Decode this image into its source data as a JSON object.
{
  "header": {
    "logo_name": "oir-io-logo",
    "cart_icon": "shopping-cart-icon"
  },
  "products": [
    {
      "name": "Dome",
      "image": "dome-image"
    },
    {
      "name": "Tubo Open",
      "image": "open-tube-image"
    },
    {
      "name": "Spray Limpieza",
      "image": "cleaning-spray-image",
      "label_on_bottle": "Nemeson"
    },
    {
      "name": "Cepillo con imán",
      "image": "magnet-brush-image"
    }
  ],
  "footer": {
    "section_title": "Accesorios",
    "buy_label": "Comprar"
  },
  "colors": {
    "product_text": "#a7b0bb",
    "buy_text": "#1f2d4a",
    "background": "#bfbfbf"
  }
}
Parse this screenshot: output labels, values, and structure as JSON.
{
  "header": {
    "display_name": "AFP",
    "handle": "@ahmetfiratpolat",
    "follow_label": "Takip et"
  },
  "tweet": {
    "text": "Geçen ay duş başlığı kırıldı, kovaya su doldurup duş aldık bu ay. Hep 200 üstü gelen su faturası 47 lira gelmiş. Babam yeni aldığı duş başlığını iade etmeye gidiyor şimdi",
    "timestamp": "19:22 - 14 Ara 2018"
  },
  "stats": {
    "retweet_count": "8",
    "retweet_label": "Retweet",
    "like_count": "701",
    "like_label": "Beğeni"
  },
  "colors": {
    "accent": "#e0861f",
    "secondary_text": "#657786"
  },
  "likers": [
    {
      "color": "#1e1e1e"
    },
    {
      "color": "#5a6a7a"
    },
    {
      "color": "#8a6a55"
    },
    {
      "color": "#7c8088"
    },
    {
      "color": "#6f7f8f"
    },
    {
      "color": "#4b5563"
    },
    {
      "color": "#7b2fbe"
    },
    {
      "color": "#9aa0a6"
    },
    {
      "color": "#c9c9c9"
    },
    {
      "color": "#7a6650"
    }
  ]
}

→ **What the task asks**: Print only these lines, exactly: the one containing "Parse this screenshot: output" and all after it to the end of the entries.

→ **Completed exercise**:
Parse this screenshot: output labels, values, and structure as JSON.
{
  "header": {
    "display_name": "AFP",
    "handle": "@ahmetfiratpolat",
    "follow_label": "Takip et"
  },
  "tweet": {
    "text": "Geçen ay duş başlığı kırıldı, kovaya su doldurup duş aldık bu ay. Hep 200 üstü gelen su faturası 47 lira gelmiş. Babam yeni aldığı duş başlığını iade etmeye gidiyor şimdi",
    "timestamp": "19:22 - 14 Ara 2018"
  },
  "stats": {
    "retweet_count": "8",
    "retweet_label": "Retweet",
    "like_count": "701",
    "like_label": "Beğeni"
  },
  "colors": {
    "accent": "#e0861f",
    "secondary_text": "#657786"
  },
  "likers": [
    {
      "color": "#1e1e1e"
    },
    {
      "color": "#5a6a7a"
    },
    {
      "color": "#8a6a55"
    },
    {
      "color": "#7c8088"
    },
    {
      "color": "#6f7f8f"
    },
    {
      "color": "#4b5563"
    },
    {
      "color": "#7b2fbe"
    },
    {
      "color": "#9aa0a6"
    },
    {
      "color": "#c9c9c9"
    },
    {
      "color": "#7a6650"
    }
  ]
}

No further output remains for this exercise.